Wednesday, October 19, 2011

Editing for Grammarphobes: Getting the Bugs Out of Your Writing

I was reading the November issue of The Writer, a wonderful publication I have subscribed to ever since I decided to have a go at this profession, some three thousand years ago. There is a great article by Sue Sommer on pages 26 and 27 called “Don’t Let Tricky Word Pairs Bug You.”






Sue’s book, The Bugaboo Review, is a lighthearted examination of usage, grammar and spelling mistakes compiled during her years as an English and creative writing teacher.

We have covered some of her word pairs already in past posts, but here are a few new ones.


all ready/already

All ready means “completely prepared” (all is ready); already means “previously.”

Example

Lila was all ready to go, but her friends had already left.


discreet/discrete

Discreet means “judicious or prudent”; discrete means “distinct, separate, diverse.”

Example

Be discreet when you meet your boyfriend.

Each cow has its own discrete markings.


veracious/voracious

Veracious means “truthful, honest”; voracious means “starving, hungry, insatiable.”

Examples

Matt has always been veracious.

After a marathon, runners are voracious, eating everything in sight!


Up Next

Another great microfiction piece is up on Flash Fiction Fridays as Nightmare Month continues with “Too Big to Kill” by Leah Griffith.

16 comments:

Kelly Hashway said...

Have I mentioned how much I love your grammar posts? They make the teacher in me smile.

angel011 said...

Nice one... Have you covered all right/alright somewhere?

Karen Wojcik Berner said...

Thanks, Kelly. :)

angel011: Yes, somewhere in the back posts of 2010, I believe.

Beverly Diehl said...

As I read this, I felt my IQ go up a point or five. Fab post!

Also for peeps to remember:
Discrete and excrete - not the same thing. I have seen some hilarious writing where the second word was used instead of the first.

Karen Wojcik Berner said...

Beverly, you are always hilarious. Thanks for stopping by.

Lenasledgeblog.com said...

Never heard of this publication. I am going to subscribe. I am so happy to get my dose of good grammar from your posts. I am working on mine and I always learn something or find something I can pass along.

Janel said...

This looks like a great book to keep beside me as I write!

R. Doug Wicker said...

Oh, MAN, am I embarrassed!

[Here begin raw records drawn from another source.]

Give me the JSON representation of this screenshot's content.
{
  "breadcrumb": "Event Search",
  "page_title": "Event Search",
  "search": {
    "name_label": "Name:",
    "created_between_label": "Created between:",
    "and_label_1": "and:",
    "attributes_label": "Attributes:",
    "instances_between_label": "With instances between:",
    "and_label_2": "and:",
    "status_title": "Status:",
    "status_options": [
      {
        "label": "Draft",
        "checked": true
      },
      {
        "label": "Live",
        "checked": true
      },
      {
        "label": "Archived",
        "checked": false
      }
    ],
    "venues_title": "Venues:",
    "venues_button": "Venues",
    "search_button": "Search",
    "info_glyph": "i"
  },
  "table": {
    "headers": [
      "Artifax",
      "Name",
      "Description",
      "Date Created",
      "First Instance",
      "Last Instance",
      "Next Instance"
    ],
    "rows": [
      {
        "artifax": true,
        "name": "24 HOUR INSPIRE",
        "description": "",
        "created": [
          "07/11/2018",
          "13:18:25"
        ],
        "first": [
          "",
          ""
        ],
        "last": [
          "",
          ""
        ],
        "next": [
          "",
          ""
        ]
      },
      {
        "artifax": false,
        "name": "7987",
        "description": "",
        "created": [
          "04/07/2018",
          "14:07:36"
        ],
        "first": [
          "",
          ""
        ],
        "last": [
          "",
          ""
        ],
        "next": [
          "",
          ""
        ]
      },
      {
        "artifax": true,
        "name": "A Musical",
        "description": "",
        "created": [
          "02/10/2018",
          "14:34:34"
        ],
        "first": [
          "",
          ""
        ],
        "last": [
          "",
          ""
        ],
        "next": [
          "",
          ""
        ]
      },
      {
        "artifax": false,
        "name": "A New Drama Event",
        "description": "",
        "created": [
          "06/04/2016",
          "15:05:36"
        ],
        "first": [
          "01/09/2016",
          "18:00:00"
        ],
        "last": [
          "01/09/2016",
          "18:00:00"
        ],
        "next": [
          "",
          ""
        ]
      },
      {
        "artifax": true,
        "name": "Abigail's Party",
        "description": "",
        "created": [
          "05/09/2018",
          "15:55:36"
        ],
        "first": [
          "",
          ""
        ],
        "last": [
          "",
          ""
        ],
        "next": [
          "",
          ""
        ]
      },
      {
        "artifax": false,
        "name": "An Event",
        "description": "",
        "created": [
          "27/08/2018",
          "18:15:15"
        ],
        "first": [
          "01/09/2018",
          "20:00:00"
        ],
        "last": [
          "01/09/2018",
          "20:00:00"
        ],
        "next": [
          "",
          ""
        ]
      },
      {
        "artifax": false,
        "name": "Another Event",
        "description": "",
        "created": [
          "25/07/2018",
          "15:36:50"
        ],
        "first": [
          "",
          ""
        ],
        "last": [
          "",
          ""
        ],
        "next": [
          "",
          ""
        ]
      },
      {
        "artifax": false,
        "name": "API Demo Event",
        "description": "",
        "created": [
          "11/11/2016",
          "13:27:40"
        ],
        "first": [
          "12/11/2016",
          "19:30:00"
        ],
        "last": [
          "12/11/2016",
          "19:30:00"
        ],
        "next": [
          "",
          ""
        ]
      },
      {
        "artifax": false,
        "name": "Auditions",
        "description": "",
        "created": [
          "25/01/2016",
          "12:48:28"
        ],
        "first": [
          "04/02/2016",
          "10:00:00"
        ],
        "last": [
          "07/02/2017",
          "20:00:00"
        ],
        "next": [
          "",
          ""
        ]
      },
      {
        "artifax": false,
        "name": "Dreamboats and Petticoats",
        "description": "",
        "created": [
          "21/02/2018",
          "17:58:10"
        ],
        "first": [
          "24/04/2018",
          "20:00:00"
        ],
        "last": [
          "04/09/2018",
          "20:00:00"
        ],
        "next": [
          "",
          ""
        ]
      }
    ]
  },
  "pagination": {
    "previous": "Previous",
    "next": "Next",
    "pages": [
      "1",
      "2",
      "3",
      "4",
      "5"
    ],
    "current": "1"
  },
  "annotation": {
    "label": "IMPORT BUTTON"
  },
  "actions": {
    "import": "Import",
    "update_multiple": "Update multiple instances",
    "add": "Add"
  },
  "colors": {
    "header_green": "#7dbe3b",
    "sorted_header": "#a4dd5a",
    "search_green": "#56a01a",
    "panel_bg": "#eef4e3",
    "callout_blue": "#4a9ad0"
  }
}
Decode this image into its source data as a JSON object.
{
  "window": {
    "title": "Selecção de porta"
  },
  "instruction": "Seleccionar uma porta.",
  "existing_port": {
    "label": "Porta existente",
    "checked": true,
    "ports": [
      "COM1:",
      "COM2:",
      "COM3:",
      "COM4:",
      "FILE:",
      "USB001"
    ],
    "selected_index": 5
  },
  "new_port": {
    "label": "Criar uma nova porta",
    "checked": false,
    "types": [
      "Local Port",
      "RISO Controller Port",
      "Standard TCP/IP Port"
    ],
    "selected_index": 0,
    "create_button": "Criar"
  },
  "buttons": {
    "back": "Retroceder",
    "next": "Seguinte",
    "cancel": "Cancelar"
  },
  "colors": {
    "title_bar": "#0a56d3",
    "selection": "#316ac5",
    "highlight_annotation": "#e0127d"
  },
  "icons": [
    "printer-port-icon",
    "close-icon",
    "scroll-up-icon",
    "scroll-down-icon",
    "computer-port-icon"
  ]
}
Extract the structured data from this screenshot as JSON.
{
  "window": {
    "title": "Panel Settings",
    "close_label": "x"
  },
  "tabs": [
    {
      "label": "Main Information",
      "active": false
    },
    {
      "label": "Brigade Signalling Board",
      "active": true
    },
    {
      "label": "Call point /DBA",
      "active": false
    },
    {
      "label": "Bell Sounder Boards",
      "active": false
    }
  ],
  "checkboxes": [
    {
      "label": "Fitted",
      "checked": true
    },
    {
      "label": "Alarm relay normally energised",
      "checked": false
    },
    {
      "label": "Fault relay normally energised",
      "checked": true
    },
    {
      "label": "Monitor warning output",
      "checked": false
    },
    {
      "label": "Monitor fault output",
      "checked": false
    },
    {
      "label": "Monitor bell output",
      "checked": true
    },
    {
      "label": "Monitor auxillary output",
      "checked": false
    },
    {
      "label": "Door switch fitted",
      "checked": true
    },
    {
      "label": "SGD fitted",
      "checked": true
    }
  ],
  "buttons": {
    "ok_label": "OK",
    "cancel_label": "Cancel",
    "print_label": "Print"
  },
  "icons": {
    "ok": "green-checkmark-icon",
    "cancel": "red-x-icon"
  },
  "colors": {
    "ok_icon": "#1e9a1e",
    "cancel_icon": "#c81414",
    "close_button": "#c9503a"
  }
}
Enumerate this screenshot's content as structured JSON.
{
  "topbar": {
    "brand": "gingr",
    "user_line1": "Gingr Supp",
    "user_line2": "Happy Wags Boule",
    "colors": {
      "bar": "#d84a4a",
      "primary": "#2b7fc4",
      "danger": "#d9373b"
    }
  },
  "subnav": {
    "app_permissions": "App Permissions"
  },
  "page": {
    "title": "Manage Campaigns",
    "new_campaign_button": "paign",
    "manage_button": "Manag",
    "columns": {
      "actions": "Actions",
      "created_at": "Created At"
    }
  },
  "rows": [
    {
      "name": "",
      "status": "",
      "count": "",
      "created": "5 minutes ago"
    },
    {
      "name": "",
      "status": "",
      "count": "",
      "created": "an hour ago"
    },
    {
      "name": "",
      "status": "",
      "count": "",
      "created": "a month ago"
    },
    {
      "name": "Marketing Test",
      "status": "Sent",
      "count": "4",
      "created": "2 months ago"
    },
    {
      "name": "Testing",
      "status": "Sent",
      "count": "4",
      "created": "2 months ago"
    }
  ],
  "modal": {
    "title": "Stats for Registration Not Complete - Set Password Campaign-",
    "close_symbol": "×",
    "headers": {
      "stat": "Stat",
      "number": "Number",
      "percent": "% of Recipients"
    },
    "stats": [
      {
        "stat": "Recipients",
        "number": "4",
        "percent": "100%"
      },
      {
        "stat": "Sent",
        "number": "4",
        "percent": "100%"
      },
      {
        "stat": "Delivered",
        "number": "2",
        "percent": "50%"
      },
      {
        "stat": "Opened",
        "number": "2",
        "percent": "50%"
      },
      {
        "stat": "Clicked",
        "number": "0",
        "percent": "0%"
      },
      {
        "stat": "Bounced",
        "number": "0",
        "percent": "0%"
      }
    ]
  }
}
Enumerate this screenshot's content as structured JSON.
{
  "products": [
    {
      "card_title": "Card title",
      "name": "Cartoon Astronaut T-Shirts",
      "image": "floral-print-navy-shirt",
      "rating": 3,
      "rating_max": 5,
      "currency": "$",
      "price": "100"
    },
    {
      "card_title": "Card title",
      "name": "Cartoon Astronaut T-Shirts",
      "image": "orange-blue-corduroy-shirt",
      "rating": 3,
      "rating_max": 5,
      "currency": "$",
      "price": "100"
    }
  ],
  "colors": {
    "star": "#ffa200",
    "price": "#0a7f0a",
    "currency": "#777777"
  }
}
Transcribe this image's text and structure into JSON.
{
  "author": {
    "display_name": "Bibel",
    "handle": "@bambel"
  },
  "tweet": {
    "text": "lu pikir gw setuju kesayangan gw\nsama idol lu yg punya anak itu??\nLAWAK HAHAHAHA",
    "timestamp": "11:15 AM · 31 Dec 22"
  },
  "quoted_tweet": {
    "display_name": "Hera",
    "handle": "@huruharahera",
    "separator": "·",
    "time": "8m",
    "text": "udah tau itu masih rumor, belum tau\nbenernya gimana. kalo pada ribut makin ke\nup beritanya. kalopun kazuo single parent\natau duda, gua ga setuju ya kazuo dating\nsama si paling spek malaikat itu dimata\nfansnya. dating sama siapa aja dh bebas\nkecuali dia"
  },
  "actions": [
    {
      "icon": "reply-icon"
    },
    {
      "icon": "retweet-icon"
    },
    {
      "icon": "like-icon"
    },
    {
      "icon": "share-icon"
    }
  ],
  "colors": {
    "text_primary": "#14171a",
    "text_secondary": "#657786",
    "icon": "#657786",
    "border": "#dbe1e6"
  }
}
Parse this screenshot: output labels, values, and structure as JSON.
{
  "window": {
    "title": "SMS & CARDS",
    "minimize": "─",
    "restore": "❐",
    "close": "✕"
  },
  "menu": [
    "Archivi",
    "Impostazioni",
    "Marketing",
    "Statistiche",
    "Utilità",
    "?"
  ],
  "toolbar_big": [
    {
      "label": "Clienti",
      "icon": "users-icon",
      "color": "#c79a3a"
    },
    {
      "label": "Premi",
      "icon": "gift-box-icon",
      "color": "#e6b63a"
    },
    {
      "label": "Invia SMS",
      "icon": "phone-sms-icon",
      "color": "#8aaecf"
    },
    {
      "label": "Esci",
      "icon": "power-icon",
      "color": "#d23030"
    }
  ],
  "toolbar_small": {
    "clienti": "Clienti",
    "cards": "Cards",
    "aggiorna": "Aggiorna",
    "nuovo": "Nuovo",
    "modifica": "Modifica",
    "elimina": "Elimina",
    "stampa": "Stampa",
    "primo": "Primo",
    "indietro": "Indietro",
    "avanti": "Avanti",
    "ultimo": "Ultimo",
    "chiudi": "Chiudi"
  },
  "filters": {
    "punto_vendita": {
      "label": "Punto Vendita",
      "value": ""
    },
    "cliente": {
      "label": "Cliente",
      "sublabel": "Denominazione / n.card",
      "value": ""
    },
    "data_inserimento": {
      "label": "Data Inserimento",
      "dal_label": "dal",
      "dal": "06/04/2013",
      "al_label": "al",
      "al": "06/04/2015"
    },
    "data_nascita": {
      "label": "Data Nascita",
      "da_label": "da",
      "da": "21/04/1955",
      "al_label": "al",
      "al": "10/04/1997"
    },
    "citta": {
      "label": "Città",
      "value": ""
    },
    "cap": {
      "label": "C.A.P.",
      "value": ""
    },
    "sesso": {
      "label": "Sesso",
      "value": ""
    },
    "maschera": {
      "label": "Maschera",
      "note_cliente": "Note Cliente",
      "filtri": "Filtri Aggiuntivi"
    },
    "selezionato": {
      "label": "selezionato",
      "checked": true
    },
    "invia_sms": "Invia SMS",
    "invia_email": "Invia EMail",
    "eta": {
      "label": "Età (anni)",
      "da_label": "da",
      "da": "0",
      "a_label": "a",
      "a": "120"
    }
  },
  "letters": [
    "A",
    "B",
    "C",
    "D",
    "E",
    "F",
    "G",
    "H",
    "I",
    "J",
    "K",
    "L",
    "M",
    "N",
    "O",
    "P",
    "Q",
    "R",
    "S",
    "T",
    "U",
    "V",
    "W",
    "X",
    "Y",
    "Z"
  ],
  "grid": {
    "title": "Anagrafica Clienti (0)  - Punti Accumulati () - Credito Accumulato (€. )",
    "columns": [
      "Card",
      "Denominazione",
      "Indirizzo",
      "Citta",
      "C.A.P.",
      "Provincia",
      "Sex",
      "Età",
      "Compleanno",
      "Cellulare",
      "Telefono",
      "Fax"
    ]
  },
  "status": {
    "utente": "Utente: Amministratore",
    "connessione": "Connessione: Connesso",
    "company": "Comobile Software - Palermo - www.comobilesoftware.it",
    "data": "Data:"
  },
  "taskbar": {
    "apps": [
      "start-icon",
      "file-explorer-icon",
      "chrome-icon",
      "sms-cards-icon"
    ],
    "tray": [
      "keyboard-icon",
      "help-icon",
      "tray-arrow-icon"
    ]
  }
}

I've always used "discrete," and I'd never before even seen the spelling "discreet."

Hangs head in shame. Skulks off totally disillusioned.

Leah Griffith said...

I had a grammarphone experience on my blog this week with palate and palette...made me think of you!

Karen Wojcik Berner said...

Lena and Janel: I ordered "The Bugaboo Review" for myself today, actually. I think it would be good for all of us.

R. Doug: It happens. Nobody's perfect.

Leah: :)

Claudine Gueh said...

Very clearly explained. Thanks, Karen! I think I'd like to subscribe to the publication, too.

Karen Wojcik Berner said...

Claudine, I really have been reading "The Writer" magazine for more than twenty years. It is a great publication and benefits many different styles of writing, from fiction to essays to poetry to journalism.

Trev said...

Nice and amusing post :) New follower via bookblogs: Trev @ trevsliteraryreview.blogspot.com

Karen Wojcik Berner said...

Hi, Trev. Thanks for stopping by.

pauldail.com said...

Another awesome post on how to be our own best editors :) I've always struggled with "all right" and "alright." I understand that most people would say the latter is never right, but I'm of the growing school of thought that there should be a version of "alright." There really is different usage, in my humble opinion.

Paul D. Dail
www.pauldail.com- A horror writer's not necessarily horrific blog

Pest Control Portland said...

If there's only professionals like us to solve these bugs:-)